Natural climate solutions are those conservation, restoration and land management actions that increase carbon storage or prevent greenhouse gas emissions in landscapes and wetlands. At Audubon South Carolina, we not only advocate for policies that promote natural climate solutions, but we actively employ these strategies on the lands that we own and manage.
In addition to being good practice for those in the forestry business, proper forest management can also prevent wildfires, promote healthy bird habitat and help reduce greenhouse gas (GHG) emissions. As it happens, working lands—or forest, ranch and farm lands that are actively managed to produce timber and or agricultural products—also represent one of the best hopes for conservation. These parcels of forests, ranches, and farms add up to roughly a billion acres—or about half the land in the entire lower 48 states—have the potential to pull billions of tons of carbon dioxide out of the air each year and store it in soil and biomass.
Reducing carbon dioxide and other GHG emissions is key to mitigating extreme weather events and preventing other harmful climate impacts that threaten our livelihoods and communities. Through policy efforts, strategic land management on our own properties, and landowner outreach, Audubon South Carolina and its partners are taking steps to both strengthen rural and urban economies and protect our natural resources.
Here’s a quick look at how Audubon South Carolina is approaching this important challenge—and opportunity.
We own and actively manage more than 22,000 acres of land with climate and bird-friendly practices.
Our efforts aim to keep existing forests forested, to harvest trees in a manner that increases carbon sequestration through improved growth rates, and to restore lands to their historical, naturally-occurring forest type based on the best available science. We also use the land we manage as demonstration sites for innovative techniques for increasing carbon storage and improved forest management practices.
With these goals in mind, our land acquisitions in South Carolina have focused on protecting the Four-Holes Swamp watershed within Berkeley, Dorchester and Orangeburg Counties. We also own and manage property along the Savannah, Edisto and Congaree rivers—riparian corridors with immense value for South Carolina’s migrating and breeding birds, and for the clean water, flood storage and climate resiliency of the surrounding communities.
We own and operate an active carbon sequestration bank and a wetland mitigation bank, helping reduce climate and development impacts while funding further forest restoration and management efforts.
Designated as a Climate Action Reserve Carbon Bank and selling credits on the California market, 5,500 hundred acres of Audubon’s Francis Beidler Forest Center and Sanctuary is currently storing 1.3 million tons of carbon.

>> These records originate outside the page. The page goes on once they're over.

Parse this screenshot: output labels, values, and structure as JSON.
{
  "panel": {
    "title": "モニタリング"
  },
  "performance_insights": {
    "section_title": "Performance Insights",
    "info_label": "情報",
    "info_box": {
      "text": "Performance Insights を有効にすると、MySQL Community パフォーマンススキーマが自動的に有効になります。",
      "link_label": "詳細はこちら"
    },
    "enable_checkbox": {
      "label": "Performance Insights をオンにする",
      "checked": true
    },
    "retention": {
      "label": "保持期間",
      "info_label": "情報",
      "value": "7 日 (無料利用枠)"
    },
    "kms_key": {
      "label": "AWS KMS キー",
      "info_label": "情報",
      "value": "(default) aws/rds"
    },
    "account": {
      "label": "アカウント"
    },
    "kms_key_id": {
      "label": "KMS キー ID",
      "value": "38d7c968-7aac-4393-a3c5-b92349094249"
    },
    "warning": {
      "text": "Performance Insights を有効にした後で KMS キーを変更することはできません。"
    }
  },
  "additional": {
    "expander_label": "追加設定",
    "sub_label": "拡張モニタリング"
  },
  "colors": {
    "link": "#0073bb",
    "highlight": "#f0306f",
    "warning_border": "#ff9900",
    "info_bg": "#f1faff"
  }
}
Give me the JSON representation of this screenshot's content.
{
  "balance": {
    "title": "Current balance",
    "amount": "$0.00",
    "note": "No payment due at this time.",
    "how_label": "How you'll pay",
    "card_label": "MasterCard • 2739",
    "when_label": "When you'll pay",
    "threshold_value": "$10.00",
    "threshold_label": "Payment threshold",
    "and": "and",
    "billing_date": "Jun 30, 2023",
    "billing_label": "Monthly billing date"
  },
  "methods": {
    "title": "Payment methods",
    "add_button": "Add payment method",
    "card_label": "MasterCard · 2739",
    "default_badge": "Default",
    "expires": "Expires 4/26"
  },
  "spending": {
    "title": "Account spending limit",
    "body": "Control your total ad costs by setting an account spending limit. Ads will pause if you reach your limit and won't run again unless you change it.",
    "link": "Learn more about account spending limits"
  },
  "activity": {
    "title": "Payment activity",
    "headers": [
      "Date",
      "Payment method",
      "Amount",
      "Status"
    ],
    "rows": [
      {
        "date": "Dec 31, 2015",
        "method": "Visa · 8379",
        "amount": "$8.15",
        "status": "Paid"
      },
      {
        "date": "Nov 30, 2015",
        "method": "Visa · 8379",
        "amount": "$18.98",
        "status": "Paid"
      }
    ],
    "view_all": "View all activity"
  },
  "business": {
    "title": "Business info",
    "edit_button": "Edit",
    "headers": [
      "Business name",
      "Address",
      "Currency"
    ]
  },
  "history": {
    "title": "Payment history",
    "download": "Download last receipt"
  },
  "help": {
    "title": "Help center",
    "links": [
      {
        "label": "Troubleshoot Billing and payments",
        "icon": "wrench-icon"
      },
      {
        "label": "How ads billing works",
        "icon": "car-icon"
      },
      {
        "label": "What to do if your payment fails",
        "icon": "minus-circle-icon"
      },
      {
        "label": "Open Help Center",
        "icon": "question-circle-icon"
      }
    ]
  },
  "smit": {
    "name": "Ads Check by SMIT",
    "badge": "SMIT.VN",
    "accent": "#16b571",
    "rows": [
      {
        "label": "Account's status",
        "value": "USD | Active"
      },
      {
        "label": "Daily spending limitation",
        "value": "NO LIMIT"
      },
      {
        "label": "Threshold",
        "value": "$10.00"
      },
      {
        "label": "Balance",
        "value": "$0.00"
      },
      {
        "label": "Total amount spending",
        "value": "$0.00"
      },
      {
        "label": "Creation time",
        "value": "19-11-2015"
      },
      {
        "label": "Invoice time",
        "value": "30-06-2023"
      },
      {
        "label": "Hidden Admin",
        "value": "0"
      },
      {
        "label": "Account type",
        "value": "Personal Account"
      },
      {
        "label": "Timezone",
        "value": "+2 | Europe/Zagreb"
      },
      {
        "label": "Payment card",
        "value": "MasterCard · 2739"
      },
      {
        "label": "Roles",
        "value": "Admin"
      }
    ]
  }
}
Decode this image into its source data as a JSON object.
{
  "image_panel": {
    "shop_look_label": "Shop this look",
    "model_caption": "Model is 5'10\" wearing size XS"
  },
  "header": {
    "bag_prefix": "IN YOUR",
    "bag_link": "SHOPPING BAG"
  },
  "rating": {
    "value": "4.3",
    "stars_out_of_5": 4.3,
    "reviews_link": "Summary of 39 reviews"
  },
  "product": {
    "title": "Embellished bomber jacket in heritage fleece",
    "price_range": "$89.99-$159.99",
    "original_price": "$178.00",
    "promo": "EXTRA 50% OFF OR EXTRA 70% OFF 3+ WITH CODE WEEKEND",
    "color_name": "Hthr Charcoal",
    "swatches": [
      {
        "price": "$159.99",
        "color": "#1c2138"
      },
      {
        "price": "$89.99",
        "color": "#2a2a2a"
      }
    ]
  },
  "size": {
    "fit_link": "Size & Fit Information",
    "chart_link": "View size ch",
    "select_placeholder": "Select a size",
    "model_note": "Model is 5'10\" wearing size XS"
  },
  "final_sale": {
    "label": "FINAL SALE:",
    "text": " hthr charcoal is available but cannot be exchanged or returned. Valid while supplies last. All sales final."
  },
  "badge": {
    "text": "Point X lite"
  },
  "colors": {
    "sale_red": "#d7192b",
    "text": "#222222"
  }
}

At an average of 4.7 tons per vehicle per year, that is equivalent to removing 280,000 cars from the road for a year.
At our Spring Branch mitigation bank site, 600 acres of former industrial forestland is being restored to its historic bottomland hardwood forest composition, while its credit sales help to mitigate wetland impacts in the Four-Holes/Edisto River watershed and support Audubon’s future land acquisitions and protection.
We are reaching out to thousands of landowners across South Carolina to implement climate and bird-friendly forest management practices.
Thanks to a generous grant from the National Fish and Wildlife Foundation, Audubon South Carolina and strategic state, federal, and non-profit partners are conducting outreach to 15,000 private landowners in the seven-county Pee Dee region of South Carolina to provide education and support for forest and wildlife management, forest certification, cost-share programs, and conservation easements, with an emphasis on Longleaf Pine restoration and improved management of bottomland hardwood forests.
Because we are forest landowners, we recognize the myriad pressures facing landowners when it comes to realizing maximum benefit from their forestland. It is far more expensive to restore forests than it is to maintain them, and oftentimes the impact of the loss can’t be fixed, which is why connecting landowners with the tools and resources they need to keep their forestland forested is the smartest use of time and money. We have experience using cost-share programs, practicing forest restoration and managing bottomlands as a landowner and can speak to other landowners from our own experiences.